======== Excerpted data ========
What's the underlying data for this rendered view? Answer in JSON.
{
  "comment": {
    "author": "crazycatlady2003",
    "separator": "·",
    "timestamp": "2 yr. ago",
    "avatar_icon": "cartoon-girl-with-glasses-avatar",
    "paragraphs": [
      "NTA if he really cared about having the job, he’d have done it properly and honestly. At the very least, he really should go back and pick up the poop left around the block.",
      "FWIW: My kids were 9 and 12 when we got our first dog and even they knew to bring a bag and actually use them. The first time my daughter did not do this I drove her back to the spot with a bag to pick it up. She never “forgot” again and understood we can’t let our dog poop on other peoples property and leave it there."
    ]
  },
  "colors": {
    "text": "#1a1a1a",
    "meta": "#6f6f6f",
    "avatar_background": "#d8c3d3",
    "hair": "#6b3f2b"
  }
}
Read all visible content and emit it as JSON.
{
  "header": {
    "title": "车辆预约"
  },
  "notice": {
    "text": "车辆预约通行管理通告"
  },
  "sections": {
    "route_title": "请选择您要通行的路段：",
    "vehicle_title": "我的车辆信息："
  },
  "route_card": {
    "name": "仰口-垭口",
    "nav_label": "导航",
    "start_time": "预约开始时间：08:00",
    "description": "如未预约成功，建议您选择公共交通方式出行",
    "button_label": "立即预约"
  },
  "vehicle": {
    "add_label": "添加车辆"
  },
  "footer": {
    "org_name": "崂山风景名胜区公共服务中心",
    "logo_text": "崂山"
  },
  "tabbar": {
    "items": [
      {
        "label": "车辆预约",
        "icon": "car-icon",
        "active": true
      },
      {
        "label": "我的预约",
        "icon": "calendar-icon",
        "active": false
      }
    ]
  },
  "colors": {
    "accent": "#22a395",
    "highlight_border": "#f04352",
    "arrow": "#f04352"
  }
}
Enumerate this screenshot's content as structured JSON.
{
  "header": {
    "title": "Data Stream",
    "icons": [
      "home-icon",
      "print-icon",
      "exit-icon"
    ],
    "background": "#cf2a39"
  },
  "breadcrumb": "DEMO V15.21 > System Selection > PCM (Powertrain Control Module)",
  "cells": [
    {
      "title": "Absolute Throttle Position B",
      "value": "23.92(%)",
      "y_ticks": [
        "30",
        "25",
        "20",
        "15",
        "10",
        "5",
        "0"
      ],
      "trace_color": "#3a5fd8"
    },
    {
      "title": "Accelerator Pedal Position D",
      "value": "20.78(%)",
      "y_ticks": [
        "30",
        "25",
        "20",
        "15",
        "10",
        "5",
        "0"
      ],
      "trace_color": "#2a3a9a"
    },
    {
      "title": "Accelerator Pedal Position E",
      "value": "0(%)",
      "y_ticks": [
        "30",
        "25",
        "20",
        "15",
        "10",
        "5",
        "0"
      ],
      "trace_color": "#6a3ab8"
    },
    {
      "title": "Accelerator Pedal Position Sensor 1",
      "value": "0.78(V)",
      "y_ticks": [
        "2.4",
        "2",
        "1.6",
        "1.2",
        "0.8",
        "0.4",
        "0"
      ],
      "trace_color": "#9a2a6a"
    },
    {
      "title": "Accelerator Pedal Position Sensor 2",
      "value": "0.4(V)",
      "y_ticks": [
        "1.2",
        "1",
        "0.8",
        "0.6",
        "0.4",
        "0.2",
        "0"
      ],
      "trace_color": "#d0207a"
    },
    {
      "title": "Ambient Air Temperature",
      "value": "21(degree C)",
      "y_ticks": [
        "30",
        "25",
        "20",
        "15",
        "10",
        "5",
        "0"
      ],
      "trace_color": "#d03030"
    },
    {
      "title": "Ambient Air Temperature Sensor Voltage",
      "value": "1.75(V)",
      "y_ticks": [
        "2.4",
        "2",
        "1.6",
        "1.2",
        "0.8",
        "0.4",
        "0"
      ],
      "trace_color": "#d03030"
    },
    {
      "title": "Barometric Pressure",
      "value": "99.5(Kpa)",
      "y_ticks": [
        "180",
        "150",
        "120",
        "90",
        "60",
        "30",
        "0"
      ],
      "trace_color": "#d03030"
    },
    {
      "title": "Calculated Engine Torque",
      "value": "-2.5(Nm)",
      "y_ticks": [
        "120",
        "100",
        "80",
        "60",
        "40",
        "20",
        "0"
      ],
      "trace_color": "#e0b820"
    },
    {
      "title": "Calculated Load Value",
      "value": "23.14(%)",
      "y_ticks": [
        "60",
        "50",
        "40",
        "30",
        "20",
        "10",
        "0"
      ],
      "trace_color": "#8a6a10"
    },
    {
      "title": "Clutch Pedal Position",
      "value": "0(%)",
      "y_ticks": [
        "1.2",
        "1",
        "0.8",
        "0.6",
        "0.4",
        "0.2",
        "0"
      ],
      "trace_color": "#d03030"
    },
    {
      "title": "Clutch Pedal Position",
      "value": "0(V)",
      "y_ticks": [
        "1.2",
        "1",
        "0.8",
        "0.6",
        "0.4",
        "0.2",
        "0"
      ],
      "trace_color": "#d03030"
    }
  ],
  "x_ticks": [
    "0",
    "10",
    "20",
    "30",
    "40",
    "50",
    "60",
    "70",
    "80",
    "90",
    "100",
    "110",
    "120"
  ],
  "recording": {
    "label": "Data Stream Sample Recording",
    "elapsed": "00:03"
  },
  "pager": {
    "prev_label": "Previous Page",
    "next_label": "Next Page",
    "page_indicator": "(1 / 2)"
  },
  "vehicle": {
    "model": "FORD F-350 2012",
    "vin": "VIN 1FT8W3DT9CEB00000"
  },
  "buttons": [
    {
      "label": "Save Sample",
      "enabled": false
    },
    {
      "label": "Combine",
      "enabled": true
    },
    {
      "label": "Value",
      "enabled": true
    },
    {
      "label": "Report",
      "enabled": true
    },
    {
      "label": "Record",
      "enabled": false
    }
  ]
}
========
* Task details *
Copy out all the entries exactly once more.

* Answer to this exercise *
What's the underlying data for this rendered view? Answer in JSON.
{
  "comment": {
    "author": "crazycatlady2003",
    "separator": "·",
    "timestamp": "2 yr. ago",
    "avatar_icon": "cartoon-girl-with-glasses-avatar",
    "paragraphs": [
      "NTA if he really cared about having the job, he’d have done it properly and honestly. At the very least, he really should go back and pick up the poop left around the block.",
      "FWIW: My kids were 9 and 12 when we got our first dog and even they knew to bring a bag and actually use them. The first time my daughter did not do this I drove her back to the spot with a bag to pick it up. She never “forgot” again and understood we can’t let our dog poop on other peoples property and leave it there."
    ]
  },
  "colors": {
    "text": "#1a1a1a",
    "meta": "#6f6f6f",
    "avatar_background": "#d8c3d3",
    "hair": "#6b3f2b"
  }
}
Read all visible content and emit it as JSON.
{
  "header": {
    "title": "车辆预约"
  },
  "notice": {
    "text": "车辆预约通行管理通告"
  },
  "sections": {
    "route_title": "请选择您要通行的路段：",
    "vehicle_title": "我的车辆信息："
  },
  "route_card": {
    "name": "仰口-垭口",
    "nav_label": "导航",
    "start_time": "预约开始时间：08:00",
    "description": "如未预约成功，建议您选择公共交通方式出行",
    "button_label": "立即预约"
  },
  "vehicle": {
    "add_label": "添加车辆"
  },
  "footer": {
    "org_name": "崂山风景名胜区公共服务中心",
    "logo_text": "崂山"
  },
  "tabbar": {
    "items": [
      {
        "label": "车辆预约",
        "icon": "car-icon",
        "active": true
      },
      {
        "label": "我的预约",
        "icon": "calendar-icon",
        "active": false
      }
    ]
  },
  "colors": {
    "accent": "#22a395",
    "highlight_border": "#f04352",
    "arrow": "#f04352"
  }
}
Enumerate this screenshot's content as structured JSON.
{
  "header": {
    "title": "Data Stream",
    "icons": [
      "home-icon",
      "print-icon",
      "exit-icon"
    ],
    "background": "#cf2a39"
  },
  "breadcrumb": "DEMO V15.21 > System Selection > PCM (Powertrain Control Module)",
  "cells": [
    {
      "title": "Absolute Throttle Position B",
      "value": "23.92(%)",
      "y_ticks": [
        "30",
        "25",
        "20",
        "15",
        "10",
        "5",
        "0"
      ],
      "trace_color": "#3a5fd8"
    },
    {
      "title": "Accelerator Pedal Position D",
      "value": "20.78(%)",
      "y_ticks": [
        "30",
        "25",
        "20",
        "15",
        "10",
        "5",
        "0"
      ],
      "trace_color": "#2a3a9a"
    },
    {
      "title": "Accelerator Pedal Position E",
      "value": "0(%)",
      "y_ticks": [
        "30",
        "25",
        "20",
        "15",
        "10",
        "5",
        "0"
      ],
      "trace_color": "#6a3ab8"
    },
    {
      "title": "Accelerator Pedal Position Sensor 1",
      "value": "0.78(V)",
      "y_ticks": [
        "2.4",
        "2",
        "1.6",
        "1.2",
        "0.8",
        "0.4",
        "0"
      ],
      "trace_color": "#9a2a6a"
    },
    {
      "title": "Accelerator Pedal Position Sensor 2",
      "value": "0.4(V)",
      "y_ticks": [
        "1.2",
        "1",
        "0.8",
        "0.6",
        "0.4",
        "0.2",
        "0"
      ],
      "trace_color": "#d0207a"
    },
    {
      "title": "Ambient Air Temperature",
      "value": "21(degree C)",
      "y_ticks": [
        "30",
        "25",
        "20",
        "15",
        "10",
        "5",
        "0"
      ],
      "trace_color": "#d03030"
    },
    {
      "title": "Ambient Air Temperature Sensor Voltage",
      "value": "1.75(V)",
      "y_ticks": [
        "2.4",
        "2",
        "1.6",
        "1.2",
        "0.8",
        "0.4",
        "0"
      ],
      "trace_color": "#d03030"
    },
    {
      "title": "Barometric Pressure",
      "value": "99.5(Kpa)",
      "y_ticks": [
        "180",
        "150",
        "120",
        "90",
        "60",
        "30",
        "0"
      ],
      "trace_color": "#d03030"
    },
    {
      "title": "Calculated Engine Torque",
      "value": "-2.5(Nm)",
      "y_ticks": [
        "120",
        "100",
        "80",
        "60",
        "40",
        "20",
        "0"
      ],
      "trace_color": "#e0b820"
    },
    {
      "title": "Calculated Load Value",
      "value": "23.14(%)",
      "y_ticks": [
        "60",
        "50",
        "40",
        "30",
        "20",
        "10",
        "0"
      ],
      "trace_color": "#8a6a10"
    },
    {
      "title": "Clutch Pedal Position",
      "value": "0(%)",
      "y_ticks": [
        "1.2",
        "1",
        "0.8",
        "0.6",
        "0.4",
        "0.2",
        "0"
      ],
      "trace_color": "#d03030"
    },
    {
      "title": "Clutch Pedal Position",
      "value": "0(V)",
      "y_ticks": [
        "1.2",
        "1",
        "0.8",
        "0.6",
        "0.4",
        "0.2",
        "0"
      ],
      "trace_color": "#d03030"
    }
  ],
  "x_ticks": [
    "0",
    "10",
    "20",
    "30",
    "40",
    "50",
    "60",
    "70",
    "80",
    "90",
    "100",
    "110",
    "120"
  ],
  "recording": {
    "label": "Data Stream Sample Recording",
    "elapsed": "00:03"
  },
  "pager": {
    "prev_label": "Previous Page",
    "next_label": "Next Page",
    "page_indicator": "(1 / 2)"
  },
  "vehicle": {
    "model": "FORD F-350 2012",
    "vin": "VIN 1FT8W3DT9CEB00000"
  },
  "buttons": [
    {
      "label": "Save Sample",
      "enabled": false
    },
    {
      "label": "Combine",
      "enabled": true
    },
    {
      "label": "Value",
      "enabled": true
    },
    {
      "label": "Report",
      "enabled": true
    },
    {
      "label": "Record",
      "enabled": false
    }
  ]
}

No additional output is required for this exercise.